“Cibele is a game based on a true story about love, sex, and the internet. You play as a 19 year old girl named Nina who has become close with a young man she met in an online game. Her relationship with him heats up, becoming more and more intimate with each phone call and private chat.”
Cibele was created by Nina Freeman under Star Maid Games. She’s worked on Gone Home as well as created many other small games, which you can play here. Her most well-known one might be how do you Do It?, which you can get on Steam for free. She’s also working on the upcoming Tacoma along with the rest of the Gone Home team.
As soon as I read the description for Cibele, I instantly thought of two men from my past. I’ll change their names and call them John and Jack. I “met” John during my senior year of college through a mutual friend who graduated before me. He lived a state away. We started “talking” in January and ended up settling on meeting in April. We talked every day and had more in common than any guy I had liked before. I was absolutely thrilled until, two weeks before he was set to visit, he abruptly canceled his trip and told me we had to stop talking to each other, that I was coming on too strong, that I was too clingy. I was devastated. We started talking again, just as passionately, around New Year’s Eve. It ended again when he found a girlfriend. We’d never labeled ourselves. We’d never even talked on the phone, just texted.
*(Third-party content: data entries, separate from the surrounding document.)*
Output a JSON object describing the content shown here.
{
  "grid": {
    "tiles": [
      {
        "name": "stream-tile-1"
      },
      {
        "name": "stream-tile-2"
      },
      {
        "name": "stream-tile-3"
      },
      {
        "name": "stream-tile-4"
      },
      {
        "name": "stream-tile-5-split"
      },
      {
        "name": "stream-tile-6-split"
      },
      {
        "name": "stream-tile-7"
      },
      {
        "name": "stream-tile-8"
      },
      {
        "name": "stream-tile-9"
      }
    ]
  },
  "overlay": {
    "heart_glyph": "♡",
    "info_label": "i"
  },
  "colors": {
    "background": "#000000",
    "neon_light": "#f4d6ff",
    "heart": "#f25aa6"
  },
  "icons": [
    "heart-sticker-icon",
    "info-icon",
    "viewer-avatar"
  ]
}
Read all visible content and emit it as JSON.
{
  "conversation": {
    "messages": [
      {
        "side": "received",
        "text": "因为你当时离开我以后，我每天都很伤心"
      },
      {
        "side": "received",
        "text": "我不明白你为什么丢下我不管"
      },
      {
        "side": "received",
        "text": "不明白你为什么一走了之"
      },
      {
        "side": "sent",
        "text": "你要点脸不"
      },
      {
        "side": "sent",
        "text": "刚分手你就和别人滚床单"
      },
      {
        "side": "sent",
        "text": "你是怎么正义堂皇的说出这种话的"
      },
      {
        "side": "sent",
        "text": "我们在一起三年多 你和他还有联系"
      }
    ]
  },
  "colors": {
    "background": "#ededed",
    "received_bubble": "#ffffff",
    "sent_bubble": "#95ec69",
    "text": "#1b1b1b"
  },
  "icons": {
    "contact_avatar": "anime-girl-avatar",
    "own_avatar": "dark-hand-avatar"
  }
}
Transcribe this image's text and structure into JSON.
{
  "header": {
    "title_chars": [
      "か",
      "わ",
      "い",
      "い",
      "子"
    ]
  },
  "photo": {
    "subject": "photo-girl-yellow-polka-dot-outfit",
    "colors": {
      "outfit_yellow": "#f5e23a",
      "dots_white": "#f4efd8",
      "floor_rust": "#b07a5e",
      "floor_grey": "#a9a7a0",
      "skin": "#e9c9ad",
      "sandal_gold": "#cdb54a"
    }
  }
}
I learned a lot from that relationship, mostly about myself, and made some changes.
I “met” Jack on Twitter last year, and he was a mutual friend of someone I’d also met online. He lived on the west coast, and we started talking in January. This evolved into texting, phone calls, and Skype sessions. At one point he referred to me as his east coast girlfriend, and even confided that he’d talked to one of his friends who was in a long distance relationship about how she made it work. We made plans to visit, and he stayed with me for a week in May. After he left, I barely heard from him, he didn’t return any messages, and he kept putting off Skype calls. I agonized enough that I was making myself sick, and finally called him in July because I had to know, one way or the other. He told me he didn’t want any commitment, probably ever. Again, I was devastated and was really hard on myself for being so naïve.
Why do I share all this with you? Because I want you to know how true this game is. All the feelings of those relationships flooded back when I played this. I think that if you’ve had an internet relationship with someone, Cibele is going to hit home for you. You play as Nina Freeman (playing herself in FMV sequences), and you’re able to poke around her desktop. We’re the same age, as I found out in a LiveJournal-esque profile, which made it even more relatable. Being able to look through her folders and find pictures, poetry, profile backups, e-mails, and chat logs made Cibele incredibly real. The main plot of the game advances when you play Valtameri, an MMORPG where Nina meets a boy named Ichi. They have voice calls during the game, but don’t do a lot of talking about the game itself. (You don’t have to do anything complex while you listen to the conversations – it’s just clicking on enemies. The pathfinding can be a bit wonky at times, but that’s not why you’re here.) E-mails and IMs from friends will pop up while you’re playing too. Nina and Ichi’s relationship unfolds as time goes by, and I became incredibly invested. I found myself anxious when she brought up a loaded question, holding my breath as I waited for him to answer. The game is only about an hour long, but the story is well worth it – especially because I think so many people will be able to see themselves in it.
And don’t worry – my current long distance relationship has been going strong for nearly a year.
[Disclaimer: A review code was provided for me to review this game.]